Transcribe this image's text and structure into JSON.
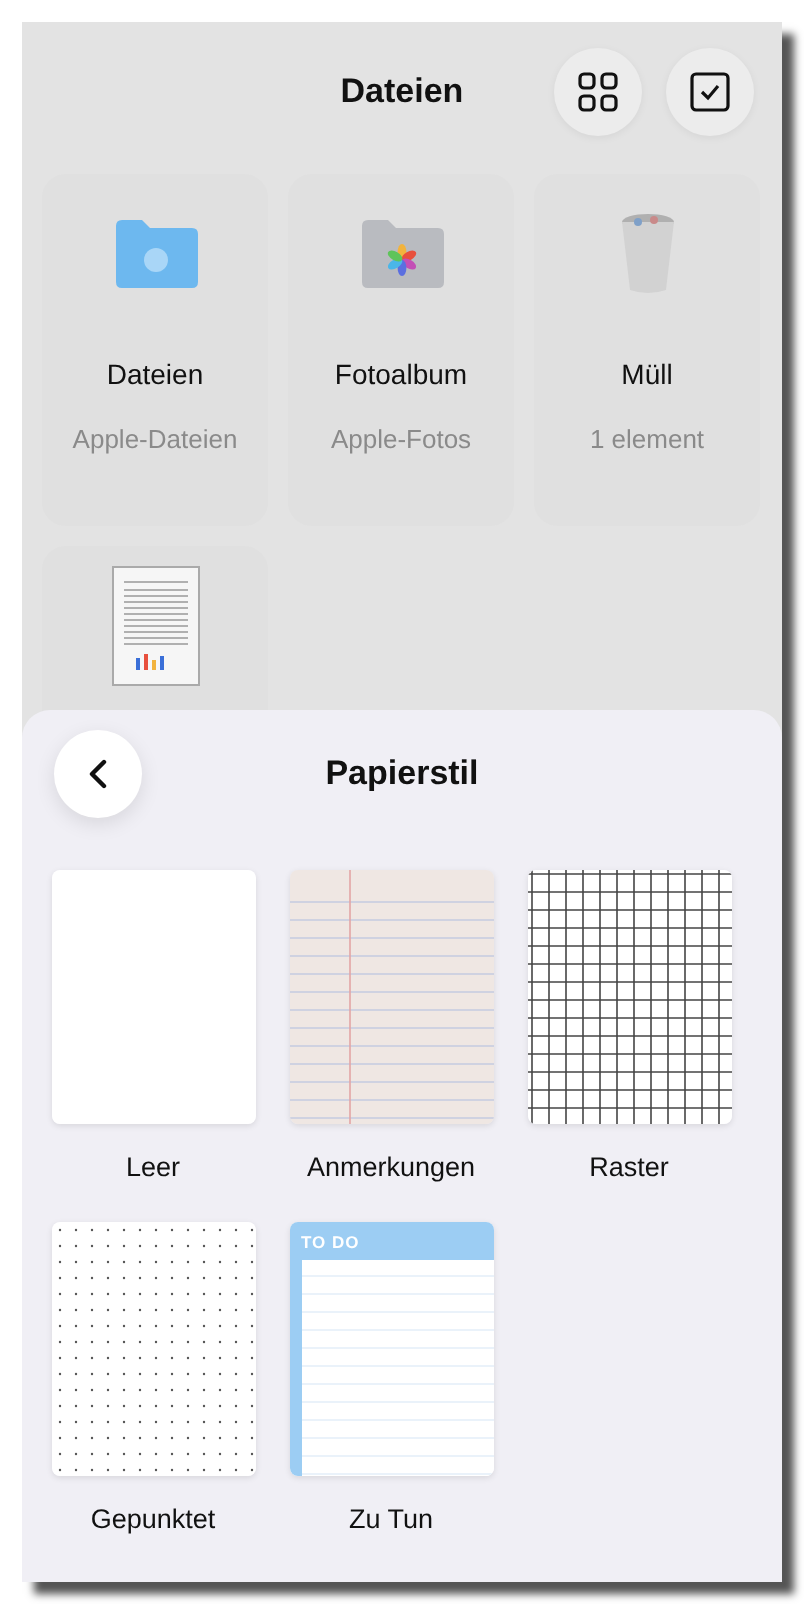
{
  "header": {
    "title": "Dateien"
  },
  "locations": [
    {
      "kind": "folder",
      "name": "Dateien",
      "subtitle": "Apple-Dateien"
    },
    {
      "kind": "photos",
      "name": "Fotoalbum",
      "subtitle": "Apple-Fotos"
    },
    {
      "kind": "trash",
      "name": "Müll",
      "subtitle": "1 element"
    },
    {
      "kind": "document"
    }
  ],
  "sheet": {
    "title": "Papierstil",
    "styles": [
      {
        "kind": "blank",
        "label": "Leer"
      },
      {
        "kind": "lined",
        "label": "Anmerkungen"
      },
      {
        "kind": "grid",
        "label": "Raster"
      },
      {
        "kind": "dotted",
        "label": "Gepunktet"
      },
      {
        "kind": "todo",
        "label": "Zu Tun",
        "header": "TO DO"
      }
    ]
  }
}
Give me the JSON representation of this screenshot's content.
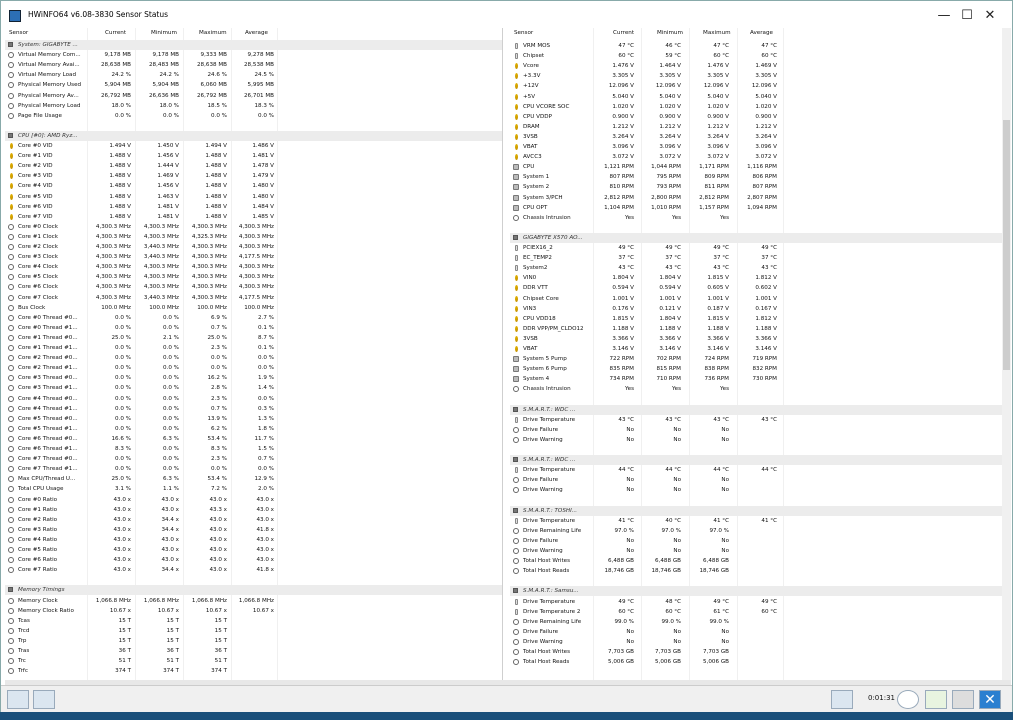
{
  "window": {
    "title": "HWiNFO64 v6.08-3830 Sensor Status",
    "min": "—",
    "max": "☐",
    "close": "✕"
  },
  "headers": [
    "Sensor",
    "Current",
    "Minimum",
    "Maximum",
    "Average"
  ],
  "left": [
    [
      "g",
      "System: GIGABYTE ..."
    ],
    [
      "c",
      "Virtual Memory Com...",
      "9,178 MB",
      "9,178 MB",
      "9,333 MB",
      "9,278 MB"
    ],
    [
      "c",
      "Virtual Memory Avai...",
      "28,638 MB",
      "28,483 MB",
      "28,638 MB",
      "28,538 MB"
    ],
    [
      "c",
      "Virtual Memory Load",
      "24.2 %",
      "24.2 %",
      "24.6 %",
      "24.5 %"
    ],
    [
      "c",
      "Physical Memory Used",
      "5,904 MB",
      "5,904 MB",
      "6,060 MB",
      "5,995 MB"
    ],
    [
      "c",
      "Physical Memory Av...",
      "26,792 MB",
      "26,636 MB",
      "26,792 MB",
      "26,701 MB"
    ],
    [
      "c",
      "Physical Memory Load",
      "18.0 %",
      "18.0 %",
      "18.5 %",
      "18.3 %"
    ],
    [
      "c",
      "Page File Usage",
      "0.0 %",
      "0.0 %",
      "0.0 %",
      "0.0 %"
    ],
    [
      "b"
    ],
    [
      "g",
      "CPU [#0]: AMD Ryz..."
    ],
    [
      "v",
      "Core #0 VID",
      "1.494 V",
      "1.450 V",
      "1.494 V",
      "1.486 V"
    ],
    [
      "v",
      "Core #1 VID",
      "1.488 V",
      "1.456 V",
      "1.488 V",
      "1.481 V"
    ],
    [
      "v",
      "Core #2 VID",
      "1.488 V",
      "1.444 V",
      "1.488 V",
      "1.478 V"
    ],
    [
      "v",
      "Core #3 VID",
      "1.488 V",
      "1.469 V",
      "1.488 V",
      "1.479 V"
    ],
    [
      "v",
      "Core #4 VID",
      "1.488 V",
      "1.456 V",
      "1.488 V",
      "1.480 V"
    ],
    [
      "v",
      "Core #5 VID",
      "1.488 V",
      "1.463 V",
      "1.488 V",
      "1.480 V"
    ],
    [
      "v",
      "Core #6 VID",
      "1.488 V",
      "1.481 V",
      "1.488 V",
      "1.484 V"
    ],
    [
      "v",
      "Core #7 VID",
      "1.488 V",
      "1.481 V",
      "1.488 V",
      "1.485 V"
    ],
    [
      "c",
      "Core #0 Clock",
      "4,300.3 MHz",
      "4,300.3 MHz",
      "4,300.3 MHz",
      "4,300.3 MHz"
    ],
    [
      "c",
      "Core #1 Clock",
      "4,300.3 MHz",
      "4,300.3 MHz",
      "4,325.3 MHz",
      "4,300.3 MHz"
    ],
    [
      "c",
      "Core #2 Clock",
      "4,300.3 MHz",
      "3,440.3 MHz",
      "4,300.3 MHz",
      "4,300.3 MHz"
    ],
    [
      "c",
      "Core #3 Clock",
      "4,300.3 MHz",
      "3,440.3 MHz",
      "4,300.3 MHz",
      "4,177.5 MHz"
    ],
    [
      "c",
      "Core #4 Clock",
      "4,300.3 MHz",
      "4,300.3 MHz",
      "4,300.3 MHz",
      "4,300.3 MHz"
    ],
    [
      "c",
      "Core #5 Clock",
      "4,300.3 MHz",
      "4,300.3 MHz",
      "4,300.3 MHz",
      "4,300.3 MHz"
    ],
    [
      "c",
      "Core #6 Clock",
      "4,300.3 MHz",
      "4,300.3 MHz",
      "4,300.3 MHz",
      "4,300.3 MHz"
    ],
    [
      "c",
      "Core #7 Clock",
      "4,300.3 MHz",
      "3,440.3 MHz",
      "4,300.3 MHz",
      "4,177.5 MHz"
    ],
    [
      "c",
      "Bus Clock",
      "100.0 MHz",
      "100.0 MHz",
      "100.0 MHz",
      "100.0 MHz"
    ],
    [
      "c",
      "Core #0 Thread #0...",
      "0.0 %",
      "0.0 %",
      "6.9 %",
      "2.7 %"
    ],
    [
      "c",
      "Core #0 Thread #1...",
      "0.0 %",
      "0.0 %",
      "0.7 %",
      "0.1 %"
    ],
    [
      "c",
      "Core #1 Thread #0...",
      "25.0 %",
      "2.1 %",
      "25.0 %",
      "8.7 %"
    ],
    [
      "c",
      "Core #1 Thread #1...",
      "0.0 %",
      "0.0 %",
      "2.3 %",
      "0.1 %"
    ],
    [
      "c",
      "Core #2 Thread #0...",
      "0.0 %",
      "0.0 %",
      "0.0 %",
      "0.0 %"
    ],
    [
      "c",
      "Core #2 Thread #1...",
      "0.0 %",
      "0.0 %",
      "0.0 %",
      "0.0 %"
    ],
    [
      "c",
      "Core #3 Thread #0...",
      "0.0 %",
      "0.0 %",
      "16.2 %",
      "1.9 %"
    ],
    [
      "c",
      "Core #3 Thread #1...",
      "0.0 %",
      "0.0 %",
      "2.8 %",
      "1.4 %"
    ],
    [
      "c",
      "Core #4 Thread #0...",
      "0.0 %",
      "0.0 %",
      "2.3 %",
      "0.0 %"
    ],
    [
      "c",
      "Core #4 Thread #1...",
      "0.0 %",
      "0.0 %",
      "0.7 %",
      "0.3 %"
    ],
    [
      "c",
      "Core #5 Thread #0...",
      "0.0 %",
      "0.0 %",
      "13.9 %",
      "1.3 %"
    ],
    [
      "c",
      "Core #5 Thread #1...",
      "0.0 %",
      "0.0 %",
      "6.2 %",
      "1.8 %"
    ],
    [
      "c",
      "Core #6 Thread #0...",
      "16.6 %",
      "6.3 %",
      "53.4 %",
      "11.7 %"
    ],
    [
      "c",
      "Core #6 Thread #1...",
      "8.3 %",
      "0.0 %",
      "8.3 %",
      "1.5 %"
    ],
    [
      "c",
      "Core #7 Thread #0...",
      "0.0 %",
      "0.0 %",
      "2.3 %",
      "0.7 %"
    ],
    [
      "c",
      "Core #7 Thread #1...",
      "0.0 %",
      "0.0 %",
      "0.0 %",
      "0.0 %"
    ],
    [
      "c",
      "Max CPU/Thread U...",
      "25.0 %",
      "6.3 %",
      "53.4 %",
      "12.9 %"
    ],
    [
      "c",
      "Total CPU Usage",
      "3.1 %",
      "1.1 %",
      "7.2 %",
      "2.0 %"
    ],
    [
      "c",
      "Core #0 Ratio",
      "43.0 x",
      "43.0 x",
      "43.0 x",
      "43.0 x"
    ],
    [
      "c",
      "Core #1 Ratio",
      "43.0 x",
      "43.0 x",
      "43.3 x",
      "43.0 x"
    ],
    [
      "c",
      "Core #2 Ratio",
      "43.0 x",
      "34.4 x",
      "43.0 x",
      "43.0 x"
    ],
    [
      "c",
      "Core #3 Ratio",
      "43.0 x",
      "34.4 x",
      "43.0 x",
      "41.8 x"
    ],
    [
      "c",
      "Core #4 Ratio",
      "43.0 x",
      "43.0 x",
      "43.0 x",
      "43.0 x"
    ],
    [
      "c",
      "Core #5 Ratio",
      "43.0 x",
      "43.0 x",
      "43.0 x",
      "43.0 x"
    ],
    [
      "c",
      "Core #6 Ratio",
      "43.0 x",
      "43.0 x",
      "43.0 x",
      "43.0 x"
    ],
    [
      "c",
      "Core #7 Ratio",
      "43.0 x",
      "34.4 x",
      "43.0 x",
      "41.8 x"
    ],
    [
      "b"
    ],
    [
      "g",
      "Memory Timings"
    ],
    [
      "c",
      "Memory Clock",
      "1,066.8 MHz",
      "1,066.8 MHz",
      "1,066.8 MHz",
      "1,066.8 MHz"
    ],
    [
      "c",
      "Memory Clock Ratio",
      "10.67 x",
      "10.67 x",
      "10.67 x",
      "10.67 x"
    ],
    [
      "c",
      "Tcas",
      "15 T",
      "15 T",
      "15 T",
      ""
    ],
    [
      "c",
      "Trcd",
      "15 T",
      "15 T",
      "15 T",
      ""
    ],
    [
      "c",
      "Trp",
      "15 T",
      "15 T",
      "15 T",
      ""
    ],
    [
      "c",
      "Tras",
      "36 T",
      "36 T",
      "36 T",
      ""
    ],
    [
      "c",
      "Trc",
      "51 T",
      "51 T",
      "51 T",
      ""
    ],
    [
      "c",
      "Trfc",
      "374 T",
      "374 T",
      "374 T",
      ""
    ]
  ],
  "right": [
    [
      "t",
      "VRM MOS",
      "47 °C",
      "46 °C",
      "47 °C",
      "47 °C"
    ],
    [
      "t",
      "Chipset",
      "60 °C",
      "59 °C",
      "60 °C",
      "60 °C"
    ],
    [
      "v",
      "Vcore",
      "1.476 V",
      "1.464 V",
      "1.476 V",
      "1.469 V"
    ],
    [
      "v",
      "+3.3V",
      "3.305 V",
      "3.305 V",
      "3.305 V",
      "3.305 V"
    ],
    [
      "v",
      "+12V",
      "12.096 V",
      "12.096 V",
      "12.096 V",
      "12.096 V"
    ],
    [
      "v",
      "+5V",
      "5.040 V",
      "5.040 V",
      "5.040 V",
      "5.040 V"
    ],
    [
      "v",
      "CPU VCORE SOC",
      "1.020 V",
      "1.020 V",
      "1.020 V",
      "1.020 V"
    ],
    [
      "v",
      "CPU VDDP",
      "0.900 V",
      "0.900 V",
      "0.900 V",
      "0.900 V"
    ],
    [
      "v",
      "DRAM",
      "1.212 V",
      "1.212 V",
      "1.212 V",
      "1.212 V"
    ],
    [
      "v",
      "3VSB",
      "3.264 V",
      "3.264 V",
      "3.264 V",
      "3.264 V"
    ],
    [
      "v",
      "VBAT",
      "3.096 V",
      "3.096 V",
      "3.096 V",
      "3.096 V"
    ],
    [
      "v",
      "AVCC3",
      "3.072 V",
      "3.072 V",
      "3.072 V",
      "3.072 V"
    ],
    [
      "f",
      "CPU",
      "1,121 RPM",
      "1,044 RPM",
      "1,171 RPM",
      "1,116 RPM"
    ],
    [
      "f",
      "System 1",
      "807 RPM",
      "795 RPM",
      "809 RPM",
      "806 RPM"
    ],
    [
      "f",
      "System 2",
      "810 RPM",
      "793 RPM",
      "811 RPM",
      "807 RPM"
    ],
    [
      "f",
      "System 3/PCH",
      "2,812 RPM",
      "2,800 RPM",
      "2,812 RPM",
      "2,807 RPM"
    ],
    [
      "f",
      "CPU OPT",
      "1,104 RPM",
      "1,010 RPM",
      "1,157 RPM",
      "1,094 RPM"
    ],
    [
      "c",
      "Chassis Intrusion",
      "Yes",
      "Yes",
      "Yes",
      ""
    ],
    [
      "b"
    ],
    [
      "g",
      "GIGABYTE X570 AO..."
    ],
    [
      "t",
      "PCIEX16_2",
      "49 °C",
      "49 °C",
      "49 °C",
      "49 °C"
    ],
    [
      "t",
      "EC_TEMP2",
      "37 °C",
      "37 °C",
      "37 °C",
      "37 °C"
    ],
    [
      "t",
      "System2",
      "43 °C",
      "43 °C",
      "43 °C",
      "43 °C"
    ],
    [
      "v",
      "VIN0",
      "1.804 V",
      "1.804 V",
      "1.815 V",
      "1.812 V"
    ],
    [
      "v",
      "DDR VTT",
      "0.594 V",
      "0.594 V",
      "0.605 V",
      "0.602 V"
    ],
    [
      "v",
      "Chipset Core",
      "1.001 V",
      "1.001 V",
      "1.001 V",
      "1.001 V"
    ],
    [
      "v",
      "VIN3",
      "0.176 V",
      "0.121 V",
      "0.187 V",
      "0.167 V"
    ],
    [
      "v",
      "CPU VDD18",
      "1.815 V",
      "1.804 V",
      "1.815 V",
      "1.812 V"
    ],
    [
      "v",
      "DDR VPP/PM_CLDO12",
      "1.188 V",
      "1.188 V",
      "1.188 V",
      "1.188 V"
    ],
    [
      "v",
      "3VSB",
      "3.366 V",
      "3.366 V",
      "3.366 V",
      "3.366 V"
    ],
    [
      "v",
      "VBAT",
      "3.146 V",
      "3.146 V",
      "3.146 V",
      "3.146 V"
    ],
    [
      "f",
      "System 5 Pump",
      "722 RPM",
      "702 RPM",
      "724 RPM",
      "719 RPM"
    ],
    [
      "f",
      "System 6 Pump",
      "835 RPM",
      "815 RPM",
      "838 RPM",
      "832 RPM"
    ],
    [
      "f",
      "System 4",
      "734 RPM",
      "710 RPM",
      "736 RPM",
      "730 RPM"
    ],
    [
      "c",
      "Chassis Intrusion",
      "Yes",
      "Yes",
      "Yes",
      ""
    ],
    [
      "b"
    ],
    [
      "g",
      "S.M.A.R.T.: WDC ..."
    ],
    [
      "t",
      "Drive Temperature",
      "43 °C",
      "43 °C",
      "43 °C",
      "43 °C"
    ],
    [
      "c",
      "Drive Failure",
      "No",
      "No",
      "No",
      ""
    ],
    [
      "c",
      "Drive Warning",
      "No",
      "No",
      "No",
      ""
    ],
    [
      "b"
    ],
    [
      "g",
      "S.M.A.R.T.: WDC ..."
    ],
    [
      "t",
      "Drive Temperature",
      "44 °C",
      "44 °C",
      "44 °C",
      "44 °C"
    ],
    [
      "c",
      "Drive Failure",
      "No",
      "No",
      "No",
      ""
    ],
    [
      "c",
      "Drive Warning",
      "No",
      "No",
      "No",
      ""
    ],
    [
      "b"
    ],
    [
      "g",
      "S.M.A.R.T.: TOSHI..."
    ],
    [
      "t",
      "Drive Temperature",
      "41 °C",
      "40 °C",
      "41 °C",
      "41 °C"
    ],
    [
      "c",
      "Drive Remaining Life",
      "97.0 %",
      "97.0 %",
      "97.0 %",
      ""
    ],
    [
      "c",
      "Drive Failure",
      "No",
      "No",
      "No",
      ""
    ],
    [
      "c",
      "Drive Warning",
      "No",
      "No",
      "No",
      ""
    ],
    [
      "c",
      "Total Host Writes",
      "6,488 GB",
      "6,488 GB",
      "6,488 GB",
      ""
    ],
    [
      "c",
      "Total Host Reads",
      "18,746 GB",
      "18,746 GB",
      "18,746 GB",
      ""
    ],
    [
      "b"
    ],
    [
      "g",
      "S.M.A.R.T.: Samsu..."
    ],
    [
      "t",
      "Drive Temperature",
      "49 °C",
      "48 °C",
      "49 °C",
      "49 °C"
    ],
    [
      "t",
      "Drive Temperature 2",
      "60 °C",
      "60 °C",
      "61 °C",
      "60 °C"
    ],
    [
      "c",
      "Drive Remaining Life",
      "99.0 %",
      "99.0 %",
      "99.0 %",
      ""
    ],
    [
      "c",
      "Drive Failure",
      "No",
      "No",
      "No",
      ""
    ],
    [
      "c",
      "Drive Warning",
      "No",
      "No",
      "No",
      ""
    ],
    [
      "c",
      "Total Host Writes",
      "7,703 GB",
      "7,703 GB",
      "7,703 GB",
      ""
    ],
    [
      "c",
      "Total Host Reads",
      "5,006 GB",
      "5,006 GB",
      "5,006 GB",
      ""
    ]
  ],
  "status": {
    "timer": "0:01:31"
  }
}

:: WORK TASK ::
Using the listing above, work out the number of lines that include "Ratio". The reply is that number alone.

:: EXERCISE RESPONSE ::
9